Communications in Applied Mathematics and Computational Science
finite-volume scheme, hydrodynamics
Applied Mathematics | Other Physics
This paper describes the development and analysis of finite-volume methods for the Landau–Lifshitz Navier–Stokes (LLNS) equations and related stochastic partial differential equations in fluid dynamics. The LLNS equations incorporate thermal fluctuations into macroscopic hydrodynamics by the addition of white noise fluxes whose magnitudes are set by a fluctuation-dissipation relation. Originally derived for equilibrium fluctuations, the LLNS equations have also been shown to be accurate for nonequilibrium systems. Previous studies of numerical methods for the LLNS equations focused primarily on measuring variances and correlations computed at equilibrium and for selected nonequilibrium flows. In this paper, we introduce a more systematic approach based on studying discrete equilibrium structure factors for a broad class of explicit linear finite-volume schemes. This new approach provides a better characterization of the accuracy of a spatiotemporal discretization as a function of wavenumber and frequency, allowing us to distinguish between behavior at long wavelengths, where accuracy is a prime concern, and short wavelengths, where stability concerns are of greater importance. We use this analysis to develop a specialized third-order Runge–Kutta scheme that minimizes the temporal integration error in the discrete structure factor at long wavelengths for the one-dimensional linearized LLNS equations.Together with a novel method for discretizing the stochastic stress tensor in dimension larger than one, our improved temporal integrator yields a scheme for the three-dimensional equations that satisfies a discrete fluctuation-dissipation balance for small time steps and is also sufficiently accurate even for time steps close to the stability limit.
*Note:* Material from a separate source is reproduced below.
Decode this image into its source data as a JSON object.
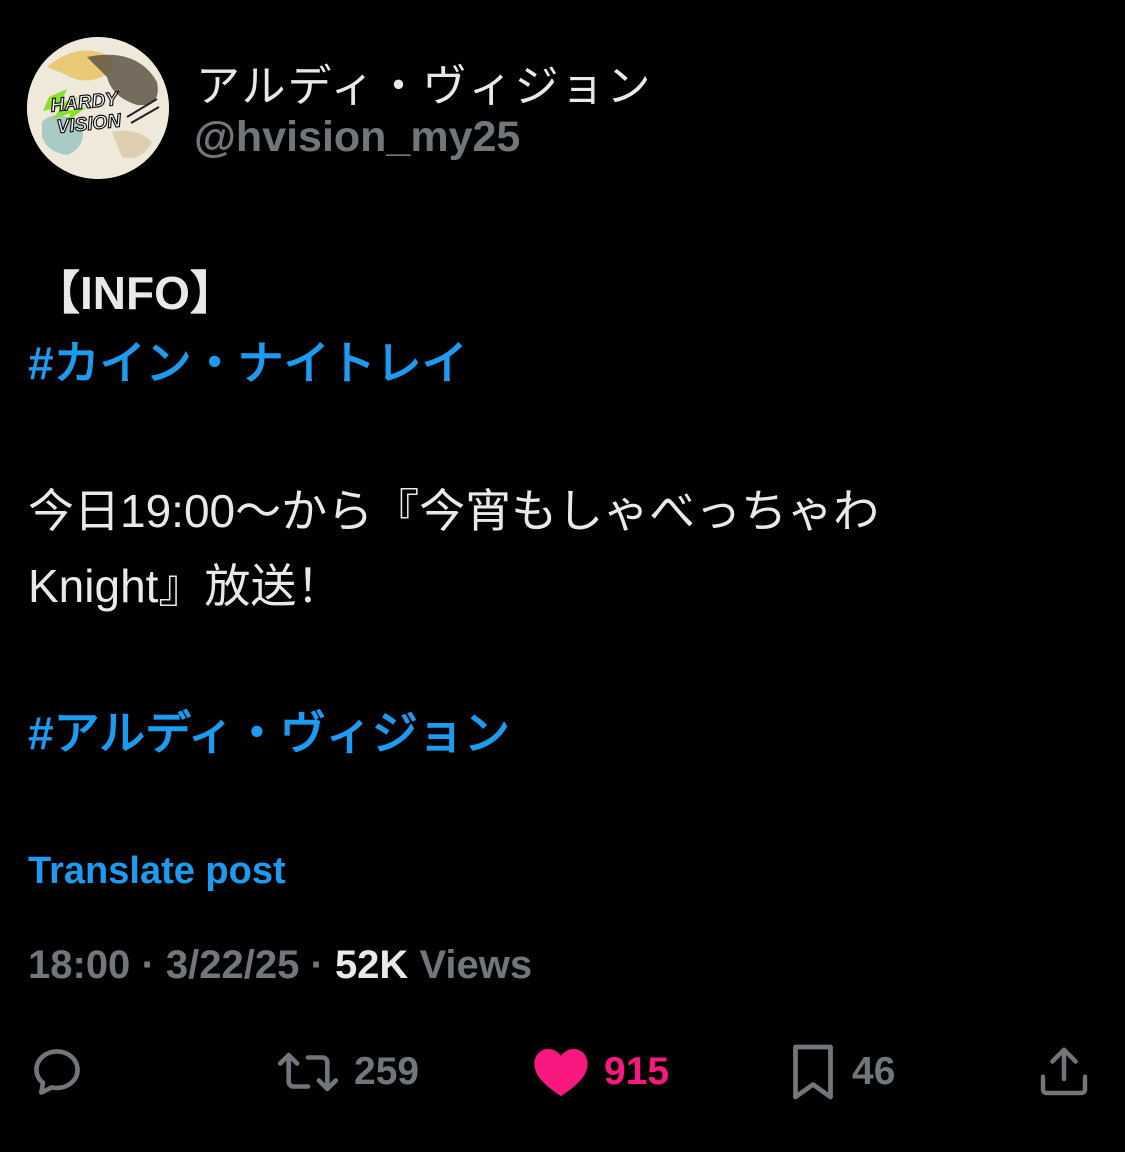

Aleksandar Donev, Eric Vanden-Eijnden, Alejandro Garcia, and John B. Bell. "On the Accuracy of Explicit Finite-Volume Schemes for Fluctuating Hydrodynamics" Communications in Applied Mathematics and Computational Science (2010): 149-197. https://doi.org/10.2140/camcos.2010.5.149